Suzanne N. Jovin Volunteer of the Year award to Ron Pilkowicz, a Best Buddy, who grew into family for one of the Marrakech Residents - for over 25 years.
The Founders' Award to CT DDS Families First, a grassroots family advocacy group.
Also recognized were over 100 Marrakech employees with 5, 10, 15, 20 and 25 years of service.
“The private nonprofit sector partners with the state to provide supports in order to assist people with disabilities to live life as self-sufficiently as possible,” explained Marrakech President & CEO, Heather LaTorra. “We save money and provide quality; we are part of Connecticut’s solution to our limited resources.”
Officials noted that January 2019 was first time Marrakech – with an extensive reputation for providing a broad array of programs for children and adults with and without disabilities - received increased funding for their State Contracts to provide most of its staff a meaningful increase in pay since July 2006.
“These dedicated, passionate employees came to work every day to support the people they care about despite the low wages and lack of increases,” officials explained. Efforts to urge legislators to support their efforts continue, including collaborations to “advocate on behalf of the people we support, people on waiting lists for service, our staff, and the fiscal wellbeing of our organization, which encompasses properties, vehicles, health insurance costs, and innovation.”
The organization’s mission is plainly stated: “We assist individuals who face barriers to securing employment, connecting to necessary supportive services, accessing housing, and participating fully as contributing members of the community. The individuals we serve are encouraged to strive for long-term goals such as a higher level of self-sufficiency and greater acceptance by the community in which they live.”

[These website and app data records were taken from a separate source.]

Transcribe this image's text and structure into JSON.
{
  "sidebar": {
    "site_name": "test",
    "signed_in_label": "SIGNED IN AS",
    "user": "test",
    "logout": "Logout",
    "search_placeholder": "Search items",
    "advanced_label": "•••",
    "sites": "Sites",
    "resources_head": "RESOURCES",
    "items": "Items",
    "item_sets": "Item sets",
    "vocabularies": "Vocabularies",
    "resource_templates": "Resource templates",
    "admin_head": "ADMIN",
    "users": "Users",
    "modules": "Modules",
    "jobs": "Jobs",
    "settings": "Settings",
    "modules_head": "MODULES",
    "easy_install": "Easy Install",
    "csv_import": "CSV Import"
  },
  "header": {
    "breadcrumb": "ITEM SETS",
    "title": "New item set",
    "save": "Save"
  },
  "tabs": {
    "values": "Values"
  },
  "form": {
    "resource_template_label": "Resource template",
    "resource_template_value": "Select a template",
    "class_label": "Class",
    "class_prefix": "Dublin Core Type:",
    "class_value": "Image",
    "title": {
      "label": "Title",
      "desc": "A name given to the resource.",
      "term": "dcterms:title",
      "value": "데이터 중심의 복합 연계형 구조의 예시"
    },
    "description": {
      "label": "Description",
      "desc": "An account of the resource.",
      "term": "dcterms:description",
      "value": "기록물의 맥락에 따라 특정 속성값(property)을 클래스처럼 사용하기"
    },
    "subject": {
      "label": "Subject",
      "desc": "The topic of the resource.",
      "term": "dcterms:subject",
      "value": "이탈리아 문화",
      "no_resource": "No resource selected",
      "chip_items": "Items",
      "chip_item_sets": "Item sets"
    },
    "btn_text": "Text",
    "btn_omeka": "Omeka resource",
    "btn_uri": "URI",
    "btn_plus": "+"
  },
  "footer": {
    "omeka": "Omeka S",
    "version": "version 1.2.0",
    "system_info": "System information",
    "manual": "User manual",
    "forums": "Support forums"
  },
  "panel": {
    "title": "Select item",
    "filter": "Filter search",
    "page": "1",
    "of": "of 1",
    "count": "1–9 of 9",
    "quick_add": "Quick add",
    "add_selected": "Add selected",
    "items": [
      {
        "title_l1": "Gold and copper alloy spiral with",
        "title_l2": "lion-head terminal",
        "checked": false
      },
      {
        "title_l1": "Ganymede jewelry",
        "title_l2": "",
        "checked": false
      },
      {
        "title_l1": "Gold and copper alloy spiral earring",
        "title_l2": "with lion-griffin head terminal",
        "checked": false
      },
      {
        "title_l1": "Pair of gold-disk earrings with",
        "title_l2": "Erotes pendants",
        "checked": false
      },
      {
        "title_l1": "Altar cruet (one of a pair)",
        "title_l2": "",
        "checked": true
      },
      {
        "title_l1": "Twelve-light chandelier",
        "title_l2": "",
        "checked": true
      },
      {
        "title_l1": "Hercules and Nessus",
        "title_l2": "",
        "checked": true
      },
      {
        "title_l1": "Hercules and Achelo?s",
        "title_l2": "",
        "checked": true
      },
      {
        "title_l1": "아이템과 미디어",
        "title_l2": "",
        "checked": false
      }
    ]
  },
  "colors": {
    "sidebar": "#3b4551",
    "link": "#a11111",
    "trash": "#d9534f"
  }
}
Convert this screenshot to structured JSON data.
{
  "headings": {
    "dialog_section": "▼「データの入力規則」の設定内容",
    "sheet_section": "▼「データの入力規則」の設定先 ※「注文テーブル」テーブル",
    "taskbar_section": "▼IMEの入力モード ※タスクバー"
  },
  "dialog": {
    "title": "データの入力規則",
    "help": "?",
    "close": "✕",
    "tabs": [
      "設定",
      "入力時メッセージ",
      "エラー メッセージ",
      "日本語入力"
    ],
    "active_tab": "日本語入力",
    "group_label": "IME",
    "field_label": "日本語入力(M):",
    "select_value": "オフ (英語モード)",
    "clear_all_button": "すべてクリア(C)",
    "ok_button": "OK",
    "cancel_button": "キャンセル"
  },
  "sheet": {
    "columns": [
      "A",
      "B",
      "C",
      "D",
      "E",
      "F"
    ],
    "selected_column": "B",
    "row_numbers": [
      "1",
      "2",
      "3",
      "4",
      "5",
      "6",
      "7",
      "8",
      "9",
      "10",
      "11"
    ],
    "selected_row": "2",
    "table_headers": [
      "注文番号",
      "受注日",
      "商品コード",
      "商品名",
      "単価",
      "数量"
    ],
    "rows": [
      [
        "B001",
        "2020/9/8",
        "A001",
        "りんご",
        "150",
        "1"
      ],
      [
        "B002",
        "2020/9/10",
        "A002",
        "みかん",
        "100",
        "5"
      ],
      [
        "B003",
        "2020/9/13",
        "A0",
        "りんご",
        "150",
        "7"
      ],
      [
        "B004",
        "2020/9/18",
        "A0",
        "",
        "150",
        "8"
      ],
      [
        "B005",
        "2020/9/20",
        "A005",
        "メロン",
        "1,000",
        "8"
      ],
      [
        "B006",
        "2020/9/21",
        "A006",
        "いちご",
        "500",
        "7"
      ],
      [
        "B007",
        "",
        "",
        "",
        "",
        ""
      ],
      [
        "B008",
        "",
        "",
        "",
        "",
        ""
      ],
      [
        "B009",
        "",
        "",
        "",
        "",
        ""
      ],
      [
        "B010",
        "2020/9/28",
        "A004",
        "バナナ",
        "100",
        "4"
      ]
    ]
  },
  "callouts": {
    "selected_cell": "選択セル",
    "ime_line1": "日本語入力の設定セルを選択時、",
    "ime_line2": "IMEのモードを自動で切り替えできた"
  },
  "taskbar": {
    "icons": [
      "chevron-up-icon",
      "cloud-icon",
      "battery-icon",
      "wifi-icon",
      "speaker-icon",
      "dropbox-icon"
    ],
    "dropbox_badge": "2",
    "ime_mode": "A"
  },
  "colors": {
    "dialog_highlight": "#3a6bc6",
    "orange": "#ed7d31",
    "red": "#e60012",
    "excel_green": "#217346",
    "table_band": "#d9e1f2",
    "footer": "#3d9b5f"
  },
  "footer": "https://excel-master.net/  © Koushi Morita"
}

They provide “support to people with challenging behaviors, families with complex needs, youth who are at risk, and people without disabilities who are unemployed and underemployed.”
Founded by two Yale Students and their professor back 1971, Marrakech has been providing quality, innovative supports, including residential and employment, that are person centered and less expensive than some traditional models. More information about Marrakech can be found at www.marrakechinc.org.
Photo: 20-year employees of Marrakech, Inc., pictured with President & CEO, Heather LaTorra include (L-R): Jeff Andrus of Orange, Lisa Jardin of Torrington, Diane Corley of New Haven, Laureen Dunning of New Haven, Jill Cretella of Meriden, Erika Shields of West Haven, and Alan Emmerich of Guilford.